BookExpo 2017: Who Doesn't Need More Books?

One of the best things about a convention is most people are there for the same reason: they have some deep interest in whatever it's about. Hopefully. If they don't, then it must be hell on earth. But let's focus on those who do! like this tiny child! BookExpo America is like Comic Con for book nerds, especially if you're attending for press coverage and not on behalf of one of the many publishers. I went as a Book Riot contributor and wandered around for 2 days with Kim of Sophisticated Dorkiness . Kim covers a lot of non-fiction, and I tend towards history/lady-things/LGBT books, so we had some nice crossover in what ARCs we wanted to grab. Most of the books given out at BEA are fall releases, so you get the ARCs, then have a nice couple months to read them. Our first book we bee-lined for was about baking powder. Obviously. Baking Powder Wars is NOT ONLY being published by University of Illinois Press (so, my alma mater), but also has an A+ cover.

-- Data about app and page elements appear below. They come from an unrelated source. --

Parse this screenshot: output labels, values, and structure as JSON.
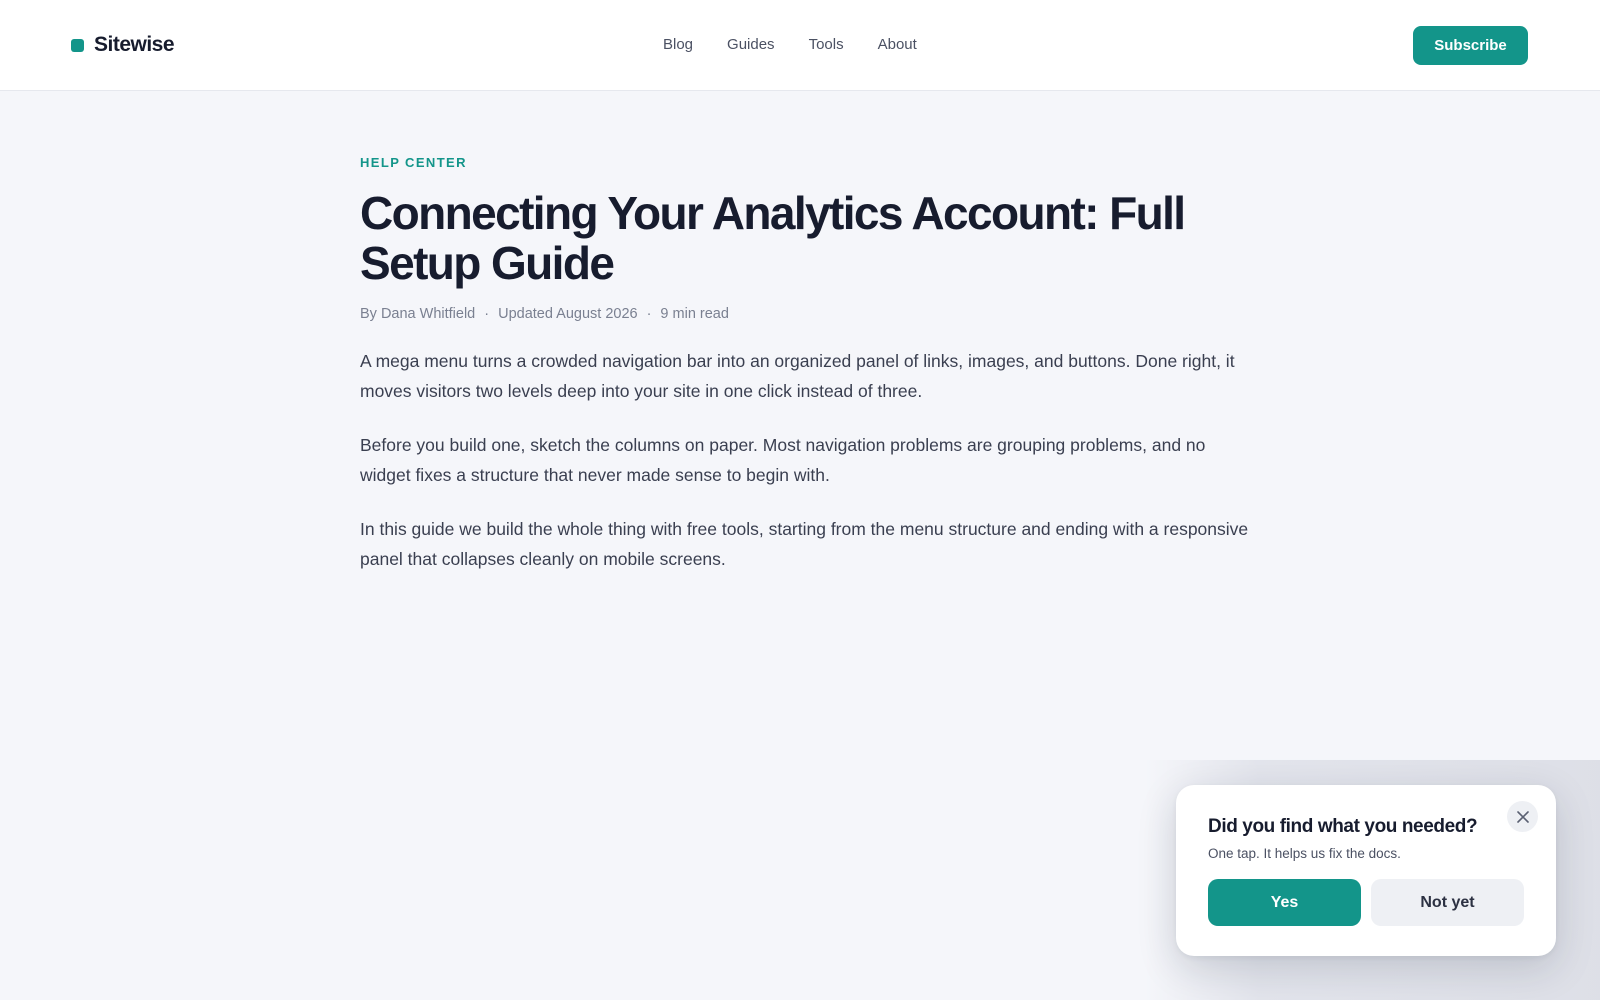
{
  "brand": {
    "name": "Sitewise",
    "accent_color": "#13958a",
    "icon": "brand-dot-icon"
  },
  "nav": {
    "items": [
      {
        "label": "Blog"
      },
      {
        "label": "Guides"
      },
      {
        "label": "Tools"
      },
      {
        "label": "About"
      }
    ],
    "subscribe_label": "Subscribe"
  },
  "article": {
    "kicker": "HELP CENTER",
    "title": "Connecting Your Analytics Account: Full Setup Guide",
    "author": "By Dana Whitfield",
    "updated": "Updated August 2026",
    "read_time": "9 min read",
    "separator": "·",
    "paragraphs": [
      "A mega menu turns a crowded navigation bar into an organized panel of links, images, and buttons. Done right, it moves visitors two levels deep into your site in one click instead of three.",
      "Before you build one, sketch the columns on paper. Most navigation problems are grouping problems, and no widget fixes a structure that never made sense to begin with.",
      "In this guide we build the whole thing with free tools, starting from the menu structure and ending with a responsive panel that collapses cleanly on mobile screens."
    ]
  },
  "feedback": {
    "title": "Did you find what you needed?",
    "subtitle": "One tap. It helps us fix the docs.",
    "yes_label": "Yes",
    "no_label": "Not yet",
    "close_icon": "close-icon"
  }
}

Wilkie Collins Bio Readalong Signup

DO YOU LOVE WILKIE COLLINS? Have you barely heard of him? Do you vaguely know him as Dickens's BFF and owner of a magnificent forehead? Starting June 14th, we will be reading Wilkie Collins: A Life of Sensation  by Andrew Lycett. You can get a copy pretty much anywhere online, but I recommend AbeBooks or The Book Depository so you can get the version with the fun cover.  It's not very long, so Wednesday, June 14th, we'll do intro posts, then split the book up into 4 readings and chat about how much we love Wilkie Collins and how he led a LIFE OF SENSATION.  Signup below via Mr Linky and get your copy soon. WILKIE COLLINS FOR THE SUMMER.